It’s not clear if users can request that sites they use but don’t own be whitelisted. A Sprint representive quoted by RCR Wireless News seems to suggest they can;
“As we complete our rollout of the mobile Web enhancement, some sites optimized for mobile nay not be recognized as such, so we are providing customers/developers the opportunity to request mobile-friendly sites be added to the exclusion list by going to the Sprint Application Developer Program Web site at http://developer.sprint.com and posting a request in the Wireless Web and Messaging forum…”
But on developer.sprint.com users requesting exclusion are told;
“To expedite processing of registration requests, unless already provided as part of your ADP account registration, we’d appreciate your providing contact information to validate your authority to make ‘mobile-friendly site/domain registration’ requests on behalf of the host/domain owner.”
Anyway, if there is a site that you use and do not own that’s impacted by OpenWeb, I suggest that you request it be excluded too, although what Sprint really should do is to make OpenWeb optional by providing a way for users to turn it off both site by site and globally.
According to Sprint, the OpenWave rollout is not complete with only about 40% of users being affected so far. The full network should be covered within 30 days so we aren’t seeing the full effect yet.
Many well known mobile sites are being transcoded by OpenWeb, including grandcentral.com/mobile, mowser.com, skweezer.net, JumpTap.com, mippin.com, mdog.com, and ovi.nokia.com.
OpenWeb’s reformatting of sites is actually worse than I thought. Last week I wrote that it preserved most CSS styling including background colors, box borders and floats. Either something has changed or I was seeing some untranscoded sites without realizing it. OpenWeb seems to ignore external style sheets entirely. With internal styles, text-align:center and possibly a few other CSS rules are applied.
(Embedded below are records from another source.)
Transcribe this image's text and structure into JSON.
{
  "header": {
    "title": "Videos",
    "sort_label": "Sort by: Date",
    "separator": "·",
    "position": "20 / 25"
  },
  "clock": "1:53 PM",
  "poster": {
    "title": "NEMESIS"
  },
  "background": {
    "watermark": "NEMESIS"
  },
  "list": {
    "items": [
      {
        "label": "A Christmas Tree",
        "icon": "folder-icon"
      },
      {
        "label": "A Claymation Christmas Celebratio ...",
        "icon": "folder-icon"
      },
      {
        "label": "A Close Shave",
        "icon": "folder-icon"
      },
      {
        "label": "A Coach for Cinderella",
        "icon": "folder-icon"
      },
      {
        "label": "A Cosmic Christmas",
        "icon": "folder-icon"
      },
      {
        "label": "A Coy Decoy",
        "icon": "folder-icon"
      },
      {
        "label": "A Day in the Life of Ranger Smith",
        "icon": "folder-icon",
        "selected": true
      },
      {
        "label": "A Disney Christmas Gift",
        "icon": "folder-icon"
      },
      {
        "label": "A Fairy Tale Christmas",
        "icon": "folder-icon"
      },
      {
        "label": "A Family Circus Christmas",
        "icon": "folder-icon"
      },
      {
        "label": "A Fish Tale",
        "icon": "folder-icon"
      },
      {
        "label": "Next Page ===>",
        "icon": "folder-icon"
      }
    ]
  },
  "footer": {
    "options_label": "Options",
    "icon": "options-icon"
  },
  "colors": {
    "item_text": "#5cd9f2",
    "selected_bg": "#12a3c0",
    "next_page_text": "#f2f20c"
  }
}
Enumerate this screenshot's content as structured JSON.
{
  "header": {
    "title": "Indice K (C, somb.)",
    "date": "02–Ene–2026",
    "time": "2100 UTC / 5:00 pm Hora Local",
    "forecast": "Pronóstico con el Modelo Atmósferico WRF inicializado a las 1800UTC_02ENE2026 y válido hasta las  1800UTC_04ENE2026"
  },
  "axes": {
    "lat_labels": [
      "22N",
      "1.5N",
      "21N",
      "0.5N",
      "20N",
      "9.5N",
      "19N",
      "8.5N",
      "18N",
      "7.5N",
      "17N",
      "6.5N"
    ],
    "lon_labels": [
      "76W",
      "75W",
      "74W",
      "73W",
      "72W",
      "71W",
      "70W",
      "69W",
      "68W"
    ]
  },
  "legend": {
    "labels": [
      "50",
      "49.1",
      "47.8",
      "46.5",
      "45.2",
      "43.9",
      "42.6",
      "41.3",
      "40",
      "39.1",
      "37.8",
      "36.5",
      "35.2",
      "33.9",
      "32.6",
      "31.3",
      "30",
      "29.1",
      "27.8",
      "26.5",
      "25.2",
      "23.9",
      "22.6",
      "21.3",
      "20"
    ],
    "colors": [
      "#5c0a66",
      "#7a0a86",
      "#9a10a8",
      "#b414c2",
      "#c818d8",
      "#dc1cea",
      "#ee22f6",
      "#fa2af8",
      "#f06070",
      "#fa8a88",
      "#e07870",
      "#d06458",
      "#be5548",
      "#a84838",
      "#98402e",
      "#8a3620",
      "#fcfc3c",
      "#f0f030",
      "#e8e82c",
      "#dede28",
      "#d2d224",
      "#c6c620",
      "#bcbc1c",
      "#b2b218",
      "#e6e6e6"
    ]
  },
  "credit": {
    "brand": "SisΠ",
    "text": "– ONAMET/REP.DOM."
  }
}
OpenWeb also displays transparent background GIF images with an ugly gray background so even very simple sites using a transparent GIF logo are effected.